Recorded information:
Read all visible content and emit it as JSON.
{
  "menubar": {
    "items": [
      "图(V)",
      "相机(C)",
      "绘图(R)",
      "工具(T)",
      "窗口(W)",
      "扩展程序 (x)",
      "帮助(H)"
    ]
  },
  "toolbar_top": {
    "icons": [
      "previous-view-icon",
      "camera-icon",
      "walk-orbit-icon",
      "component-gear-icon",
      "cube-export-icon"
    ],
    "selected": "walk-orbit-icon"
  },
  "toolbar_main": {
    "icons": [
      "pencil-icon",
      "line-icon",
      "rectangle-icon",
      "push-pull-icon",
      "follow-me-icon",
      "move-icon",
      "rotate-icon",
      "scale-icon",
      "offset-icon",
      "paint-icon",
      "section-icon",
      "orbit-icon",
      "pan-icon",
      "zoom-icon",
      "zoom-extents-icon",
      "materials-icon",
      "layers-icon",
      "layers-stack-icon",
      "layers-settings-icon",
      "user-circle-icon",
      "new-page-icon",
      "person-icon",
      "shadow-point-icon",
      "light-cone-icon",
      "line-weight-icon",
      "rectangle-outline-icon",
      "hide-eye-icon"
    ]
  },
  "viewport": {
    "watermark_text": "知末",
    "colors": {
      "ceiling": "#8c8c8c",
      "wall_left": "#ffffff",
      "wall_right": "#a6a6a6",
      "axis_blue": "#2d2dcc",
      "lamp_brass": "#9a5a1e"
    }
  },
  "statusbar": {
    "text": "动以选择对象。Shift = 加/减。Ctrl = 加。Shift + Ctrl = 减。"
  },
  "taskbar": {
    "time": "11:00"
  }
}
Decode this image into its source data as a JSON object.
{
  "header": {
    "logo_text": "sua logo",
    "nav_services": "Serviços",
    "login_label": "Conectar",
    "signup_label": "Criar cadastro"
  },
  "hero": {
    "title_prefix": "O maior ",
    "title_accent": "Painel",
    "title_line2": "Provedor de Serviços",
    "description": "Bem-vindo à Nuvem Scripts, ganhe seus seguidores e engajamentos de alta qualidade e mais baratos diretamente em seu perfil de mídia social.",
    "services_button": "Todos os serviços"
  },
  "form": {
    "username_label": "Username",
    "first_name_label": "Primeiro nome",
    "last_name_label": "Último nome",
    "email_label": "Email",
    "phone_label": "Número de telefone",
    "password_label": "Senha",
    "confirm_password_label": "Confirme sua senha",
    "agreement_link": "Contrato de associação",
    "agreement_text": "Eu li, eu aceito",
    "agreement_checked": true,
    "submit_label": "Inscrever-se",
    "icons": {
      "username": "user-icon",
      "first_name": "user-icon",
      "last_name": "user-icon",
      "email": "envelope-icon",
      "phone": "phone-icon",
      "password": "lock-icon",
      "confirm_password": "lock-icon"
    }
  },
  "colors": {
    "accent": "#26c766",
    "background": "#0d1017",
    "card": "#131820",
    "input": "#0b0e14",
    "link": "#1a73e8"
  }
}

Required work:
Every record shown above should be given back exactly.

Response area:
Read all visible content and emit it as JSON.
{
  "menubar": {
    "items": [
      "图(V)",
      "相机(C)",
      "绘图(R)",
      "工具(T)",
      "窗口(W)",
      "扩展程序 (x)",
      "帮助(H)"
    ]
  },
  "toolbar_top": {
    "icons": [
      "previous-view-icon",
      "camera-icon",
      "walk-orbit-icon",
      "component-gear-icon",
      "cube-export-icon"
    ],
    "selected": "walk-orbit-icon"
  },
  "toolbar_main": {
    "icons": [
      "pencil-icon",
      "line-icon",
      "rectangle-icon",
      "push-pull-icon",
      "follow-me-icon",
      "move-icon",
      "rotate-icon",
      "scale-icon",
      "offset-icon",
      "paint-icon",
      "section-icon",
      "orbit-icon",
      "pan-icon",
      "zoom-icon",
      "zoom-extents-icon",
      "materials-icon",
      "layers-icon",
      "layers-stack-icon",
      "layers-settings-icon",
      "user-circle-icon",
      "new-page-icon",
      "person-icon",
      "shadow-point-icon",
      "light-cone-icon",
      "line-weight-icon",
      "rectangle-outline-icon",
      "hide-eye-icon"
    ]
  },
  "viewport": {
    "watermark_text": "知末",
    "colors": {
      "ceiling": "#8c8c8c",
      "wall_left": "#ffffff",
      "wall_right": "#a6a6a6",
      "axis_blue": "#2d2dcc",
      "lamp_brass": "#9a5a1e"
    }
  },
  "statusbar": {
    "text": "动以选择对象。Shift = 加/减。Ctrl = 加。Shift + Ctrl = 减。"
  },
  "taskbar": {
    "time": "11:00"
  }
}
Decode this image into its source data as a JSON object.
{
  "header": {
    "logo_text": "sua logo",
    "nav_services": "Serviços",
    "login_label": "Conectar",
    "signup_label": "Criar cadastro"
  },
  "hero": {
    "title_prefix": "O maior ",
    "title_accent": "Painel",
    "title_line2": "Provedor de Serviços",
    "description": "Bem-vindo à Nuvem Scripts, ganhe seus seguidores e engajamentos de alta qualidade e mais baratos diretamente em seu perfil de mídia social.",
    "services_button": "Todos os serviços"
  },
  "form": {
    "username_label": "Username",
    "first_name_label": "Primeiro nome",
    "last_name_label": "Último nome",
    "email_label": "Email",
    "phone_label": "Número de telefone",
    "password_label": "Senha",
    "confirm_password_label": "Confirme sua senha",
    "agreement_link": "Contrato de associação",
    "agreement_text": "Eu li, eu aceito",
    "agreement_checked": true,
    "submit_label": "Inscrever-se",
    "icons": {
      "username": "user-icon",
      "first_name": "user-icon",
      "last_name": "user-icon",
      "email": "envelope-icon",
      "phone": "phone-icon",
      "password": "lock-icon",
      "confirm_password": "lock-icon"
    }
  },
  "colors": {
    "accent": "#26c766",
    "background": "#0d1017",
    "card": "#131820",
    "input": "#0b0e14",
    "link": "#1a73e8"
  }
}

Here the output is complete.